First, in order to understand the scientific reasons for tasty foods it is necessary to understand the workings of our taste buds. The sense of taste is mediated by both gustatory receptors and olfactory receptors (1); when food or beverages enter our mouth they contact the tongue and palate and volatiles rise into our nasal cavities so that our sense of taste is made up of both smell and taste. Taste, is based upon groups of cells (taste buds) which take oral concentrations of many small molecules, through receptors within the cells, and inform taste characteristics to centers in the brainstem (See Image 1). (2)Taste buds are microscopic onion-shaped bunches of cells buried in the epidermal cell layer of the papillae. Little pores in the cells called, gustatory pores allow the receptors to contact the taste in our mouths. The average adult has about 10, 000 taste buds. These taste buds are most predominant on little knobs of epithelium on the tongue called papillae. Papillae are little bumps on the top of the tongue that increase the surface area for the tastes buds. The papillae also aid in the mechanical handling of food in the mouth. (3)There are four types of papillae (See image 2). The most abundant of the papillae are the filiform, but these contain no taste buds. Fungiform papillae are those that are located on the front of the tongue and appear most noticeably to the human eye. Foliate papillae are the series of folds on the rear edges of the tongue. Lastly, circumvallate papillae are the large bumps on the back of the tongue. (4)

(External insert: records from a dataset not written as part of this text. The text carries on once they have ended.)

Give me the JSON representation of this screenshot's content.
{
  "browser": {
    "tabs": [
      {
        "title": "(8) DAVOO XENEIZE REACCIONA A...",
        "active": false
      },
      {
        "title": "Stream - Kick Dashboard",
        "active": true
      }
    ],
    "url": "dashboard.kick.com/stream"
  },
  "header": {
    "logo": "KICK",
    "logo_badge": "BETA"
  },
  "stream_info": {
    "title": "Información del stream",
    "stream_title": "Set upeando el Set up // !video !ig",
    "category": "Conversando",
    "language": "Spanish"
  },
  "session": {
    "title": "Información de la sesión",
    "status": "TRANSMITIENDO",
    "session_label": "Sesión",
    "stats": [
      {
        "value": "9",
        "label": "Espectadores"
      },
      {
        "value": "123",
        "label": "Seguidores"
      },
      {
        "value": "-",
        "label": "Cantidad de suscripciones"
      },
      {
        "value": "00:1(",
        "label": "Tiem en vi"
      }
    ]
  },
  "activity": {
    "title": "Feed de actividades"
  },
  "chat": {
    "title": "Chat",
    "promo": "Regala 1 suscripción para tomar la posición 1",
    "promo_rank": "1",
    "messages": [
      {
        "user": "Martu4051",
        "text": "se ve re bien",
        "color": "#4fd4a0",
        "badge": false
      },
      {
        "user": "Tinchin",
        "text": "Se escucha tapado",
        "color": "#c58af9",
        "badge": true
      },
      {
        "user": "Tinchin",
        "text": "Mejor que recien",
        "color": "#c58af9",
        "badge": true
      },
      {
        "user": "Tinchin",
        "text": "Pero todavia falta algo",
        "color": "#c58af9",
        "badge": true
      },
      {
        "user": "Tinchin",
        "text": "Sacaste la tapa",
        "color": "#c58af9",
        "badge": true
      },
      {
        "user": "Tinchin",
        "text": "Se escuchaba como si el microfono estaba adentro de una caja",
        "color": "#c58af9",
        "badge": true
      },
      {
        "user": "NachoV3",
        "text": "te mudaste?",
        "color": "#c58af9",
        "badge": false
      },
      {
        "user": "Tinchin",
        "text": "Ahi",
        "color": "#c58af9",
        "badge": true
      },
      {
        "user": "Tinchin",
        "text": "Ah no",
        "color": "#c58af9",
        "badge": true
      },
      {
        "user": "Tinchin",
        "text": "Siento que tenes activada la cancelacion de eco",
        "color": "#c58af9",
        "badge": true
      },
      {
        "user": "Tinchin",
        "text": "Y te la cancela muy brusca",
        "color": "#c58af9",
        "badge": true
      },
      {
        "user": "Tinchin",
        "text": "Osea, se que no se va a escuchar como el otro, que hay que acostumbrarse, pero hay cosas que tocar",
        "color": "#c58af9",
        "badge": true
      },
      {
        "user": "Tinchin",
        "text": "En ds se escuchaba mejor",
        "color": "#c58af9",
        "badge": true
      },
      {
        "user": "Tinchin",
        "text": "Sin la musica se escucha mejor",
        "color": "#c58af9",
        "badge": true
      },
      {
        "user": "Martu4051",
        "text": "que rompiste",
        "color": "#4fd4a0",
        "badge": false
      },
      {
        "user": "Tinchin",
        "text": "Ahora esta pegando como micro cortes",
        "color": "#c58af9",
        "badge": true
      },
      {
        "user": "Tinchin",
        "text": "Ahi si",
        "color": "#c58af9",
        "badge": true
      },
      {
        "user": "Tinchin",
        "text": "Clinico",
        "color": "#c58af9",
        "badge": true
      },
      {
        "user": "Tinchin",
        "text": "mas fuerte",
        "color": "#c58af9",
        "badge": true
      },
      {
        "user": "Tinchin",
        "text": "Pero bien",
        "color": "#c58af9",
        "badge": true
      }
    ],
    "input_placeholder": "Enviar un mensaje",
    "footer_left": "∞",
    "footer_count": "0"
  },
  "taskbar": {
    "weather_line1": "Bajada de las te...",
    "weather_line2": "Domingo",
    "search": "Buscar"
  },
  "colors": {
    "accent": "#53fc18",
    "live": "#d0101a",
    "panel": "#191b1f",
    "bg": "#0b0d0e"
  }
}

Humans discern four types of taste: saltiness, sourness, sweetness and bitterness. (5) Notably though, scientists have suggested that there is another category, umami, the sensation induced by glutamate, an amino acid that composes proteins in meat, fish and legumes and is also included in MSG. Before this, it was thought that fat did not have a specific taste, but rather provided texture in food. (6) Richard Mattes, professor of foods and nutrition at Purdue proved differently. He proved that humans can taste fat therefore explaining why fatty foods taste so much better than fat-free foods. So, when someone says "this fat-free cookie tastes like cardboard," it is due to the lack of tasty fat in it. Here, though is where the slogan, "Eat everything in moderation," comes to mind. The reason for unhealthiness is not so much because we eat fatty foods, but because we do not eat them in moderation for they are certainly somewhat healthy.

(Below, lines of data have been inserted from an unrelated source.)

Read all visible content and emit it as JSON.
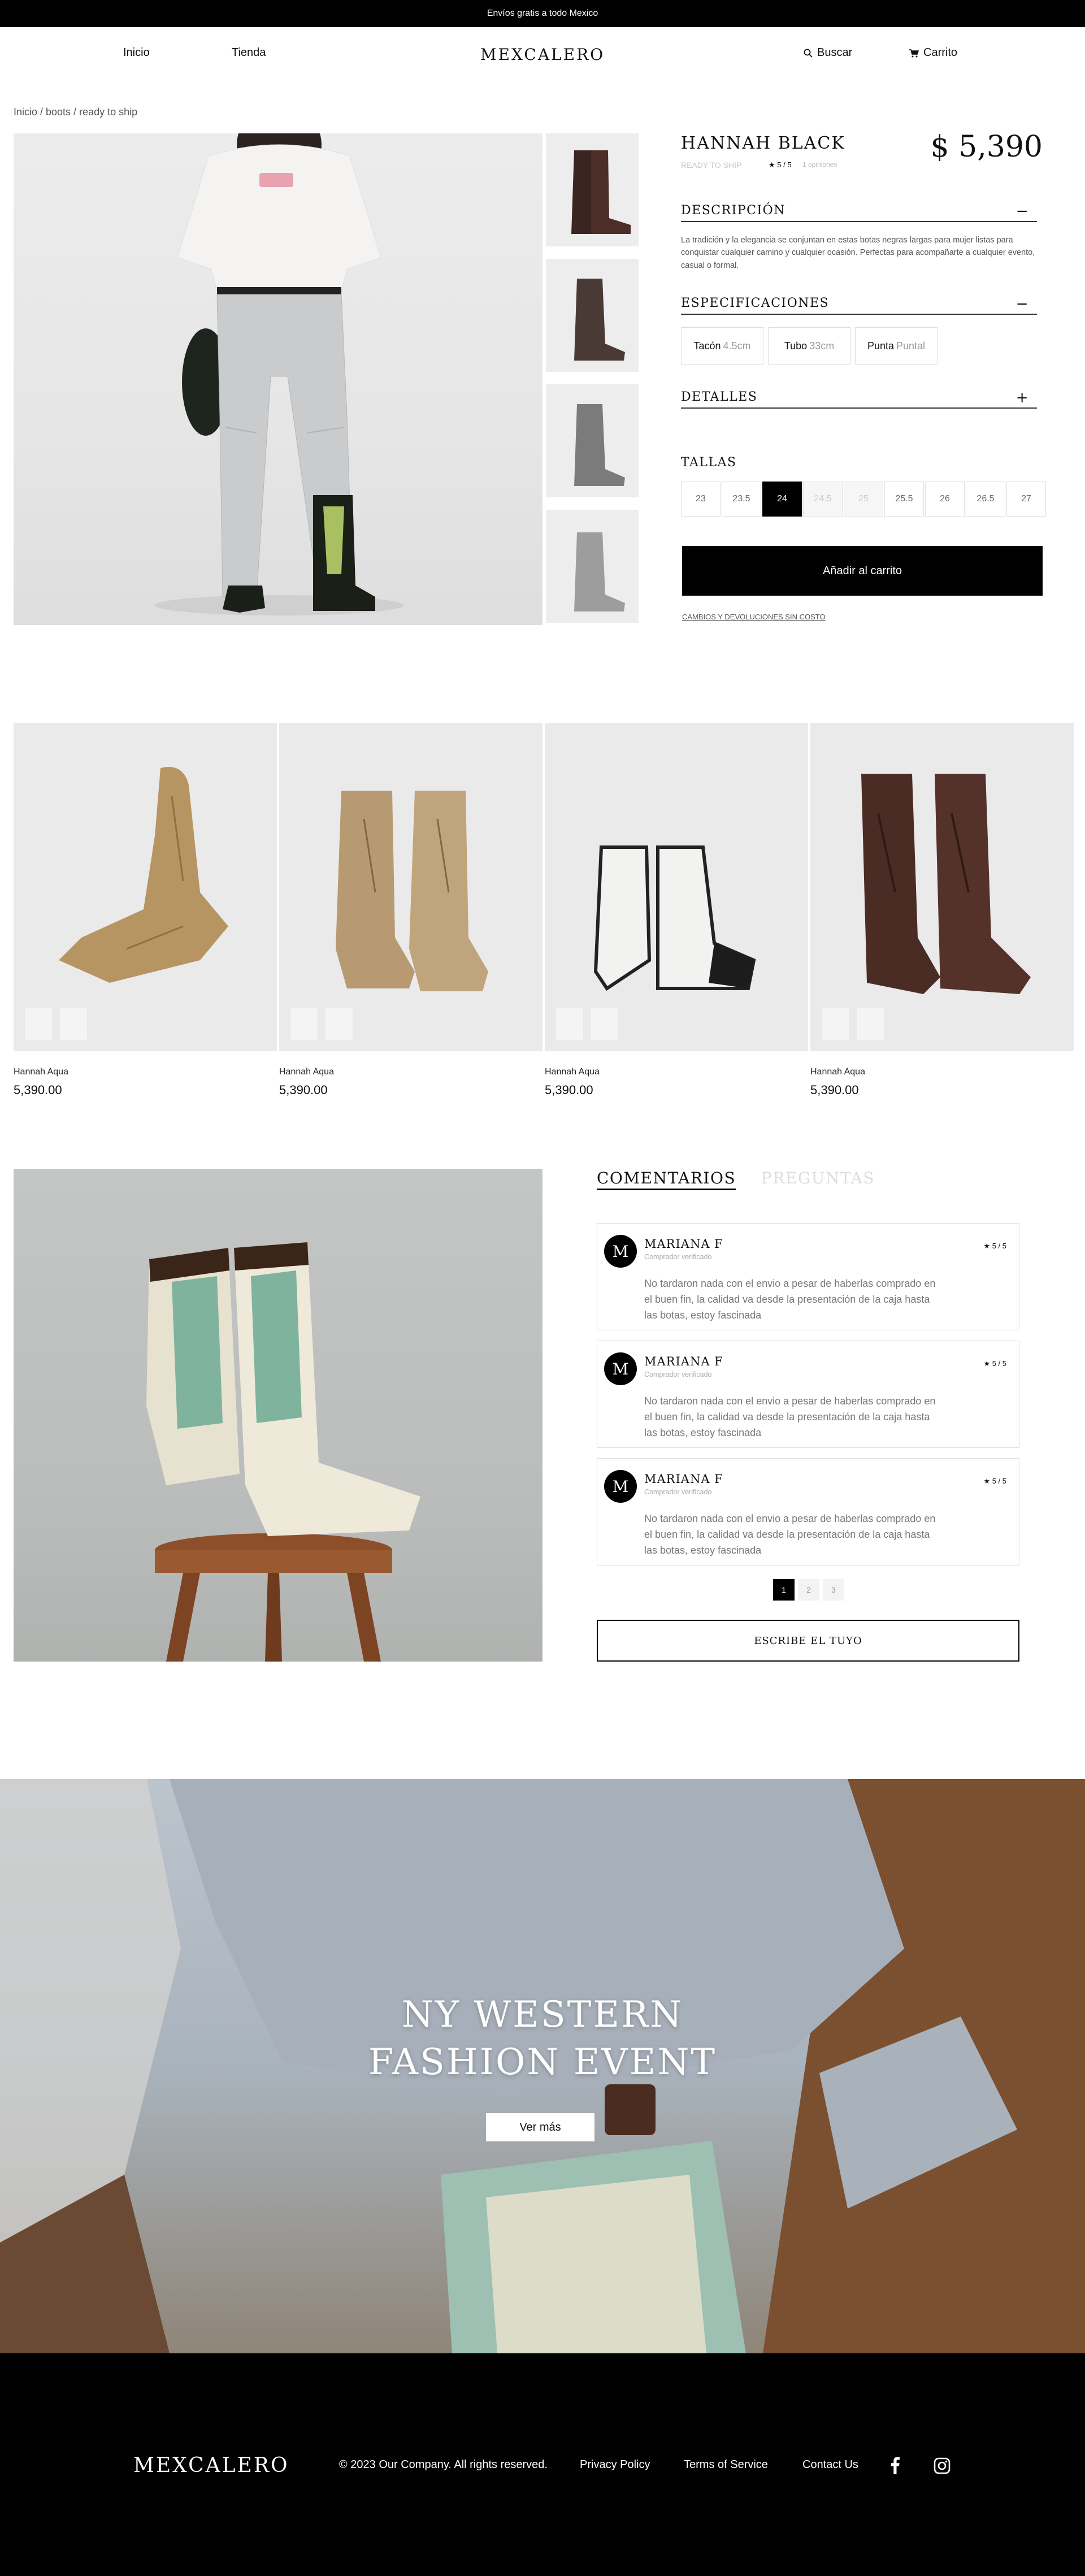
{
  "topbar": {
    "text": "Envíos gratis a todo Mexico"
  },
  "nav": {
    "inicio": "Inicio",
    "tienda": "Tienda",
    "logo": "MEXCALERO",
    "search": "Buscar",
    "cart": "Carrito"
  },
  "breadcrumb": "Inicio / boots / ready to ship",
  "product": {
    "name": "HANNAH BLACK",
    "price": "$ 5,390",
    "status": "READY TO SHIP",
    "rating": "★ 5 / 5",
    "reviews": "1 opiniones",
    "description_title": "DESCRIPCIÓN",
    "description_toggle": "−",
    "description": "La tradición y la elegancia se conjuntan en estas botas negras largas para mujer listas para conquistar cualquier camino y cualquier ocasión. Perfectas para acompañarte a cualquier evento, casual o formal.",
    "specs_title": "ESPECIFICACIONES",
    "specs_toggle": "−",
    "specs": [
      {
        "label": "Tacón",
        "value": "4.5cm"
      },
      {
        "label": "Tubo",
        "value": "33cm"
      },
      {
        "label": "Punta",
        "value": "Puntal"
      }
    ],
    "details_title": "DETALLES",
    "details_toggle": "+",
    "sizes_title": "TALLAS",
    "sizes": [
      "23",
      "23.5",
      "24",
      "24.5",
      "25",
      "25.5",
      "26",
      "26.5",
      "27"
    ],
    "selected_size": "24",
    "unavailable_sizes": [
      "24.5",
      "25"
    ],
    "add_to_cart": "Añadir al carrito",
    "returns": "CAMBIOS Y DEVOLUCIONES SIN COSTO"
  },
  "related": [
    {
      "name": "Hannah Aqua",
      "price": "5,390.00"
    },
    {
      "name": "Hannah Aqua",
      "price": "5,390.00"
    },
    {
      "name": "Hannah Aqua",
      "price": "5,390.00"
    },
    {
      "name": "Hannah Aqua",
      "price": "5,390.00"
    }
  ],
  "reviews": {
    "tab_comments": "COMENTARIOS",
    "tab_questions": "PREGUNTAS",
    "items": [
      {
        "initial": "M",
        "name": "MARIANA F",
        "badge": "Comprador verificado",
        "stars": "★ 5 / 5",
        "text": "No tardaron nada con el envio a pesar de haberlas comprado en el buen fin, la calidad va desde la presentación de la caja hasta las botas, estoy fascinada"
      },
      {
        "initial": "M",
        "name": "MARIANA F",
        "badge": "Comprador verificado",
        "stars": "★ 5 / 5",
        "text": "No tardaron nada con el envio a pesar de haberlas comprado en el buen fin, la calidad va desde la presentación de la caja hasta las botas, estoy fascinada"
      },
      {
        "initial": "M",
        "name": "MARIANA F",
        "badge": "Comprador verificado",
        "stars": "★ 5 / 5",
        "text": "No tardaron nada con el envio a pesar de haberlas comprado en el buen fin, la calidad va desde la presentación de la caja hasta las botas, estoy fascinada"
      }
    ],
    "pages": [
      "1",
      "2",
      "3"
    ],
    "current_page": "1",
    "write": "ESCRIBE EL TUYO"
  },
  "hero": {
    "title_line1": "NY WESTERN",
    "title_line2": "FASHION EVENT",
    "button": "Ver más"
  },
  "footer": {
    "logo": "MEXCALERO",
    "copyright": "© 2023 Our Company. All rights reserved.",
    "links": [
      "Privacy Policy",
      "Terms of Service",
      "Contact Us"
    ],
    "social": [
      "facebook-icon",
      "instagram-icon"
    ]
  }
}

Furthermore, it is true that those foods that are most tasteful are useful in our bodies systems. Glutamate is the major fast excitatory neurotransmitter in the brain. In fact, it is believed that 70% of the fast excitatory CNS synapses employ glutamate as a transmitter. Therefore, glutamate is an essential nutrient to our bodies, particularly our brains. (7)
Also, humans and most mammals share the composite structure of taste buds; practically all mammals have a sense of taste. However, there have been categorized three different types of tasters: super-tasters, medium tasters and non-tasters. Scientists have found that the distinction lies within the amount of taste buds on the tongue; the less the taste buds the less the sensitivity to taste. (4) The difference is due to age, whether or not someone smokes and hereditary. Children born of non-taster parents will most likely also be non-tasters.

So, indeed there are biological reasons for the tastiness of pizza and also reasons for difference in particular tastes. I love spicy food so, I am most likely a non-taster because the spiciness does not affect me the way it would affect a super-taster. And lastly, it is important to listen to your bodies cravings, because there is a high chance that your body lacks a particular nutrient that you are craving. Eat what tastes good. Eat pizza.


1) Campbell, Neil and Jane Reece. Biology. 6th edition. Pearson Education Inc; San Francisco, 2002. p.1074.
2)Physiology of Taste, abundant resource on taste buds
3)Mythos Anatomy homepage, on Mythos Anatomy website
4)"A Taste Illusion: Taste Sensation Localized by Touch", article written by Lina M. Bartoshuk
5)Scientific American homepage, on the Scientific American website
6)Cosmiverse homepage, Purdue University's journal
7)Glutamate as a Neurotransmitter, Glutamate information

| Forums | Serendip Home |

Send us your comments at Serendip

© by Serendip 1994- - Last Modified: Wednesday, 02-May-2018 10:53:18 CDT